### Task:
Which lines of the material contain the word "free"? Show each one.

### Source data:
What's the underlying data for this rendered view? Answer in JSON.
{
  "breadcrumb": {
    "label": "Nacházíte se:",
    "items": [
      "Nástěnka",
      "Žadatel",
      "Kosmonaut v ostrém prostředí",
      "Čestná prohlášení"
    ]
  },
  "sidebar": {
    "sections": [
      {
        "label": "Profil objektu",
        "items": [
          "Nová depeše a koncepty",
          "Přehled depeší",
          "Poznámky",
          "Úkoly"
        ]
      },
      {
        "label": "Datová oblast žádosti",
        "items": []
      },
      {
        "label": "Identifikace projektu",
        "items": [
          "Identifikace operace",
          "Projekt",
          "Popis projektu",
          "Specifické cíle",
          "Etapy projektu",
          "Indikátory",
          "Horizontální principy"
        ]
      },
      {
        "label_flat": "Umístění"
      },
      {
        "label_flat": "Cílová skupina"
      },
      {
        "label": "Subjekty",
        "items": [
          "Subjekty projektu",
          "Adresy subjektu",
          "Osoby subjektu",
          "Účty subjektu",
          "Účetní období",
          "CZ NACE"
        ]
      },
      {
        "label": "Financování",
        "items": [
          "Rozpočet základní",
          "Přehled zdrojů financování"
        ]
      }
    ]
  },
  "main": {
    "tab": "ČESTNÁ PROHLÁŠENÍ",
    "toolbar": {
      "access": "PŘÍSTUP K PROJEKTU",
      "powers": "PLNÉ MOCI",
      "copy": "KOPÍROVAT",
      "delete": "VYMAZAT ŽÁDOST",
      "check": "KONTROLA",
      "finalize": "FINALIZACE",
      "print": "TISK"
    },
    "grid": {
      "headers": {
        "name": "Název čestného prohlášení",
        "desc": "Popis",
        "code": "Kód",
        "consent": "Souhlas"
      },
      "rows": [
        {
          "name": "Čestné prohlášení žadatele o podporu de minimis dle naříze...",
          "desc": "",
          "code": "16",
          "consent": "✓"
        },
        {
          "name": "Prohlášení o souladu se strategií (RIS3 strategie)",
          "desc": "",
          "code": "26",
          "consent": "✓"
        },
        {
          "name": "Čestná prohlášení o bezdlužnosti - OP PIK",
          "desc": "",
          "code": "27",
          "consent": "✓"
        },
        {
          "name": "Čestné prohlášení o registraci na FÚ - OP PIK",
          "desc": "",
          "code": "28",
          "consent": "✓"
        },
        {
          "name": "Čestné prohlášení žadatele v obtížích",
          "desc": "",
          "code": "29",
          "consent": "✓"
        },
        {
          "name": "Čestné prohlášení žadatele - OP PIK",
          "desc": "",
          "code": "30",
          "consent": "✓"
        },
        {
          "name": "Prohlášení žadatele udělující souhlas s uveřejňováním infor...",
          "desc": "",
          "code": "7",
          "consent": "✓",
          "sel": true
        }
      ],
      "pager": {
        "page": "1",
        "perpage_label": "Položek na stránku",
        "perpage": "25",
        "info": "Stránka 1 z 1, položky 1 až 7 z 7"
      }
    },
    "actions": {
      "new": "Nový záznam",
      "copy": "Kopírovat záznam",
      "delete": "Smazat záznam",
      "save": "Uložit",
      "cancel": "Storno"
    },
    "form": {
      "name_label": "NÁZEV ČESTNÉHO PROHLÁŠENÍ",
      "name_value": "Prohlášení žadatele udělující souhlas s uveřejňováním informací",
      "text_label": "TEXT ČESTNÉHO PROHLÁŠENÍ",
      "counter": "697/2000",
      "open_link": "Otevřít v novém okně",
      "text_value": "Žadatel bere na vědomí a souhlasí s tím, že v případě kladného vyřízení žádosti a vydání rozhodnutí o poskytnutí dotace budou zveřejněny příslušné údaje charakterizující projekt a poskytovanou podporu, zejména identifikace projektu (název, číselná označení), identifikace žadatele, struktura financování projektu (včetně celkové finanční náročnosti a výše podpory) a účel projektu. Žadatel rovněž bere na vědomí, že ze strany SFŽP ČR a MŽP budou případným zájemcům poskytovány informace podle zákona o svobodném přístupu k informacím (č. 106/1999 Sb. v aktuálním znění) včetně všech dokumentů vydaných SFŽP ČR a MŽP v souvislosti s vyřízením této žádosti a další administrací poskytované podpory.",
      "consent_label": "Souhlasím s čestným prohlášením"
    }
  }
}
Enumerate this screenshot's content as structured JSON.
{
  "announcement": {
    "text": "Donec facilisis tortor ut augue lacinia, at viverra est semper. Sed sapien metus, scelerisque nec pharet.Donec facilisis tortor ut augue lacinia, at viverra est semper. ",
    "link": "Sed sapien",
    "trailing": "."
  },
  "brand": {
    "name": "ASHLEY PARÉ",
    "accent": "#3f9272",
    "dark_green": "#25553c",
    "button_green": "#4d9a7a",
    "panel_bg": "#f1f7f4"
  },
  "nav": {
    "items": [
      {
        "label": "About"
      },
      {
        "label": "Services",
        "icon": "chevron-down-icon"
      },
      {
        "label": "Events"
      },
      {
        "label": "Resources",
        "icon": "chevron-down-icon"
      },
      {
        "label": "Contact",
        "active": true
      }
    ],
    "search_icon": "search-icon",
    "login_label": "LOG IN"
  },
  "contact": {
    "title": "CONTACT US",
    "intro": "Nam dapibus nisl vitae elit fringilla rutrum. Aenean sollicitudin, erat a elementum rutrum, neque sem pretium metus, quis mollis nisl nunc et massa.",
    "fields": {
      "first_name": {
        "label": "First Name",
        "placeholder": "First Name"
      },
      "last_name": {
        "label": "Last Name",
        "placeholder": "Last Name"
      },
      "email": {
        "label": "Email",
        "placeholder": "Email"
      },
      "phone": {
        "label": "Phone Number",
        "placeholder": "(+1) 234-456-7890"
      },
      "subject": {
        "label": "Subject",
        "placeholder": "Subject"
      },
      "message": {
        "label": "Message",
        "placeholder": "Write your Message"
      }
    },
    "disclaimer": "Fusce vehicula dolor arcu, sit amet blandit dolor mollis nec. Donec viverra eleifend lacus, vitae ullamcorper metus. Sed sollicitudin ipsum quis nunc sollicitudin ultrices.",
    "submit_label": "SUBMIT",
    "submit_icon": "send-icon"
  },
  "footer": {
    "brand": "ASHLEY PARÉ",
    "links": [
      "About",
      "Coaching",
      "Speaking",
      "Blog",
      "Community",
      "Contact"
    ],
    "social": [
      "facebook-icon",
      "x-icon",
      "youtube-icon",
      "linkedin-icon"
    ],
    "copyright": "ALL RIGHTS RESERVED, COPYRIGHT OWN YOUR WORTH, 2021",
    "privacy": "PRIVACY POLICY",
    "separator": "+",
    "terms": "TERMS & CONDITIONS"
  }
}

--

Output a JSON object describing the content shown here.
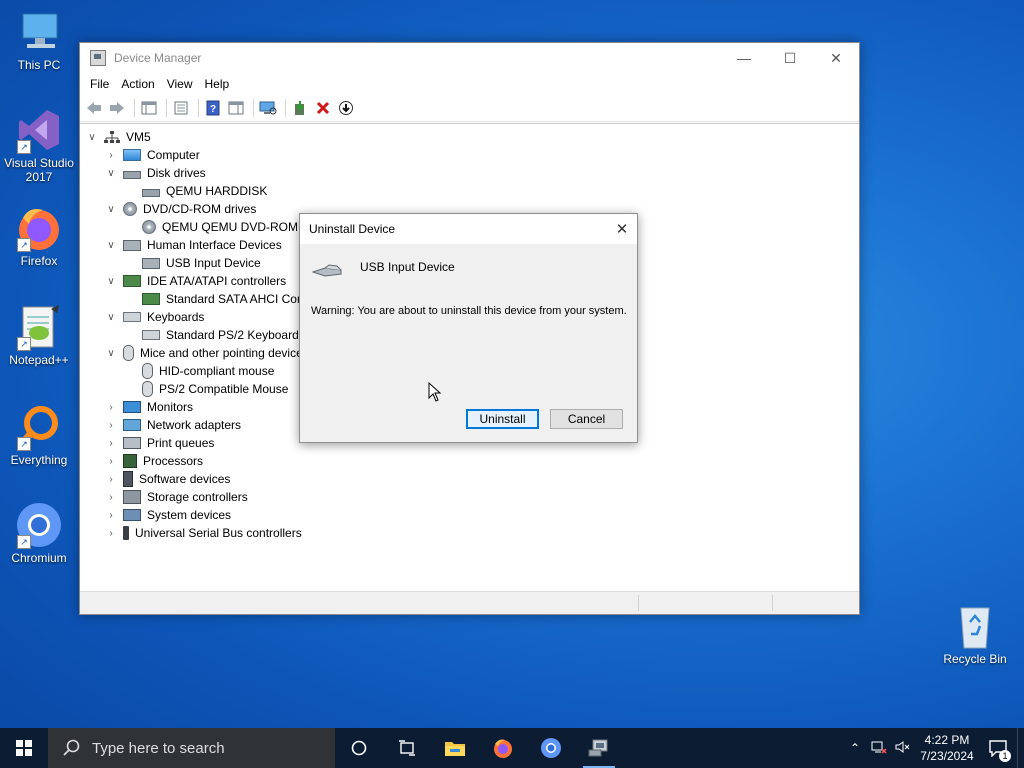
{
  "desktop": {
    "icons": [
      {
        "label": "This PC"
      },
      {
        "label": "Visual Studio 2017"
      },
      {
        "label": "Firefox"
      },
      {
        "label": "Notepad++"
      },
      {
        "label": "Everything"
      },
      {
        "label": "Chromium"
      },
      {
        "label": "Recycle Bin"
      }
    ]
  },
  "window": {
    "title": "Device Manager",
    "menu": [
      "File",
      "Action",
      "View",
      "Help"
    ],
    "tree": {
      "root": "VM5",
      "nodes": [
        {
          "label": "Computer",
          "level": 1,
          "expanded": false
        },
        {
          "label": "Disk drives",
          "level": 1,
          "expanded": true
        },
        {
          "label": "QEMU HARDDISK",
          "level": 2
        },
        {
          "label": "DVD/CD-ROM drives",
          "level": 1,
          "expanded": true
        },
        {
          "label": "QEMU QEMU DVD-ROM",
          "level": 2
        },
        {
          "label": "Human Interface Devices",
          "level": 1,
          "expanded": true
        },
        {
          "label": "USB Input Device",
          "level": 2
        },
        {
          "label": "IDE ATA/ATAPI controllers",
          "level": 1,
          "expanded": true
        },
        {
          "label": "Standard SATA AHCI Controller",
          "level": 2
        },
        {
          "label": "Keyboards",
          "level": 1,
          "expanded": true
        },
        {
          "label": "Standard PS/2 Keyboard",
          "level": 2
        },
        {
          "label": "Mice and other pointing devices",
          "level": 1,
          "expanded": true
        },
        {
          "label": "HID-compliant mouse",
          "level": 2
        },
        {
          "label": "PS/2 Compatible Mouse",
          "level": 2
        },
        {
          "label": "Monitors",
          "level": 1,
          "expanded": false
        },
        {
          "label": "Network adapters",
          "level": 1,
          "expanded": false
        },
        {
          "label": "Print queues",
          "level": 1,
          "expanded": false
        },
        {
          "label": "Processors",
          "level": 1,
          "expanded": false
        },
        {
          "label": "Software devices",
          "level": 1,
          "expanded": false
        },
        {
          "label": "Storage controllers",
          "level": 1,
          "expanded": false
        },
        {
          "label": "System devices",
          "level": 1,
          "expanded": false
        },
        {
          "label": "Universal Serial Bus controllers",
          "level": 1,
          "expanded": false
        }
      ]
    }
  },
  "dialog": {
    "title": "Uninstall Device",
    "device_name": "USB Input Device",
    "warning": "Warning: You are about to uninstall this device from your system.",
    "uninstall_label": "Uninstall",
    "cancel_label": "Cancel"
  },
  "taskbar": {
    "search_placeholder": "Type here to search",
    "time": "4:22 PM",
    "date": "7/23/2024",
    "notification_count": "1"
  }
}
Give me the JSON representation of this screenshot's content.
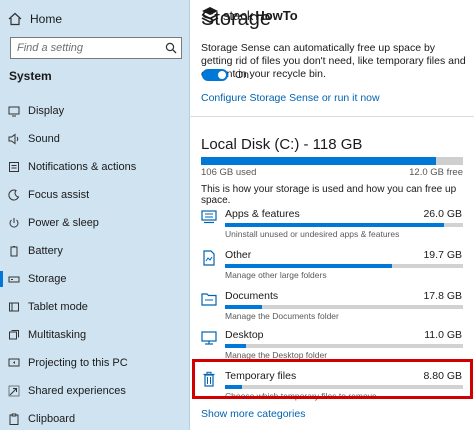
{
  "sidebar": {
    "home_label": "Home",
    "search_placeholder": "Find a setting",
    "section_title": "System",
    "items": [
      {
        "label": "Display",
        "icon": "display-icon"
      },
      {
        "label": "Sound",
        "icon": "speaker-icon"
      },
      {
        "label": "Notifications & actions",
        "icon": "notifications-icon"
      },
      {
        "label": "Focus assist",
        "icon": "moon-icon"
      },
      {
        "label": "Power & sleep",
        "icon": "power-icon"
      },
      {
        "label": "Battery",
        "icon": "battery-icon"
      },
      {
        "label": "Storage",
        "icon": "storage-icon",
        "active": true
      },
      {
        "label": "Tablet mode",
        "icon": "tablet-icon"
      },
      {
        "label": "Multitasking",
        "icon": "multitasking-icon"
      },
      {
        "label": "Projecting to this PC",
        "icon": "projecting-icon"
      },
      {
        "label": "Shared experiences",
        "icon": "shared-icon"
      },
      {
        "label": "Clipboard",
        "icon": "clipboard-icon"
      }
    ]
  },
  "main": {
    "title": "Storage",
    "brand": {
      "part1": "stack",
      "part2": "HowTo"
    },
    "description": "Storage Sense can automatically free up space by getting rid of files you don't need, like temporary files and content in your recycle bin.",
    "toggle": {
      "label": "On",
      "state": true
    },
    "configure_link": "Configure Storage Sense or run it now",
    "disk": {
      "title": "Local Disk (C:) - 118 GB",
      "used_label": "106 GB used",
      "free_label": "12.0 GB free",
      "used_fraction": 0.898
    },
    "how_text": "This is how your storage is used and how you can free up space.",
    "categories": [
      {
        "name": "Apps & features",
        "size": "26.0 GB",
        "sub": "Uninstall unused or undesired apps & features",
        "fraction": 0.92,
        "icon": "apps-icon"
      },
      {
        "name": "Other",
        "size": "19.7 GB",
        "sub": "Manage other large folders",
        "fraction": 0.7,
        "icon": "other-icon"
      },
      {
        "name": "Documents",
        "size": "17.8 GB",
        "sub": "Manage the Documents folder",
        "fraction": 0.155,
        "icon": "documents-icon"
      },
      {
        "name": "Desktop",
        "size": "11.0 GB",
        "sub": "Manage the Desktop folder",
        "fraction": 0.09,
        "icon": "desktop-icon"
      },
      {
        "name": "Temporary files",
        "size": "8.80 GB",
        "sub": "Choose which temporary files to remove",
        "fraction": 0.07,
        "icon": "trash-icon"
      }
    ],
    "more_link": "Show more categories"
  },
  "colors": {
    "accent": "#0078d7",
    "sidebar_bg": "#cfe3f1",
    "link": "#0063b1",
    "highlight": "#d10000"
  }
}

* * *

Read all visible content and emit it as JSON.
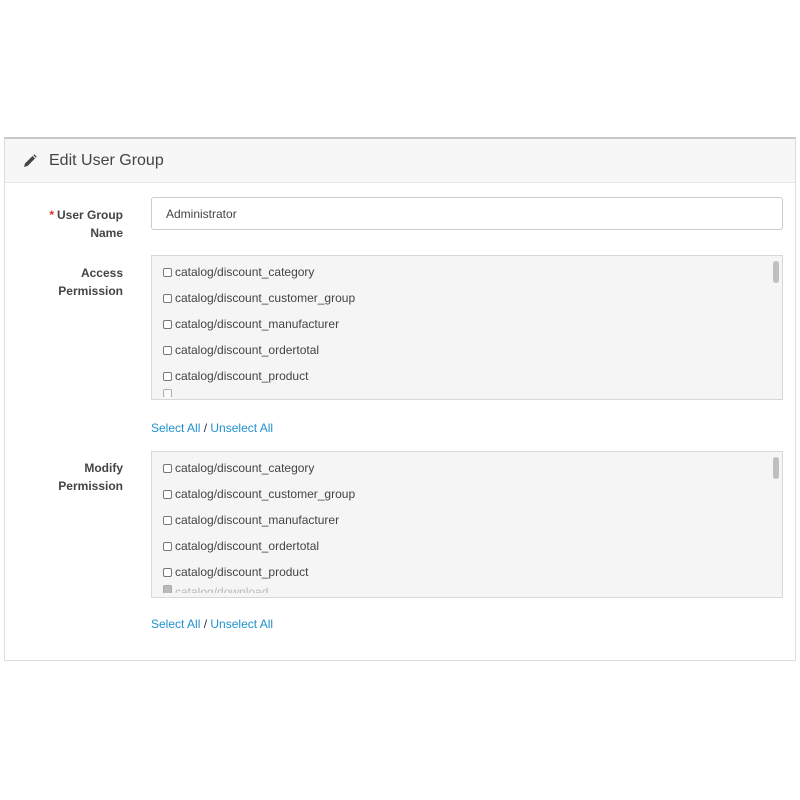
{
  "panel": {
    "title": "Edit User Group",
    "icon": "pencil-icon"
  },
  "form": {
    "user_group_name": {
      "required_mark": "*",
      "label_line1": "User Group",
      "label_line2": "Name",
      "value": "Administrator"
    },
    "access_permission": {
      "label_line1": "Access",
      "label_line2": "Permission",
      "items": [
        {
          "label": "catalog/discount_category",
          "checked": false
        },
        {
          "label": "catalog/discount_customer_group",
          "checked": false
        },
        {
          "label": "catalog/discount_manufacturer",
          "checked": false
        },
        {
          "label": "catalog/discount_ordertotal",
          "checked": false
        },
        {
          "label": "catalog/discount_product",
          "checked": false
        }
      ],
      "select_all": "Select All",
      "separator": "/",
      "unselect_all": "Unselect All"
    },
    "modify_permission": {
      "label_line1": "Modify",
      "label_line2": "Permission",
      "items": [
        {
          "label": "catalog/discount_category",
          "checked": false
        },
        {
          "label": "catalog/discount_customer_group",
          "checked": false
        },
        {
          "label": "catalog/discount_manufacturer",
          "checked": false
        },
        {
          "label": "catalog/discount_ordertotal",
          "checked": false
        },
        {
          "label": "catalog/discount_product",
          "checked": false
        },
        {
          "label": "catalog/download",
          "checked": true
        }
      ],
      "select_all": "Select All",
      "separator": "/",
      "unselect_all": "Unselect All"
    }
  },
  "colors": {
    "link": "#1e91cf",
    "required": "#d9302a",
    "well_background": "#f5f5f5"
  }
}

### Exercise answer:
    "description": "Storage Sense can automatically free up space by getting rid of files you don't need, like temporary files and content in your recycle bin.",
      "free_label": "12.0 GB free",
    "how_text": "This is how your storage is used and how you can free up space.",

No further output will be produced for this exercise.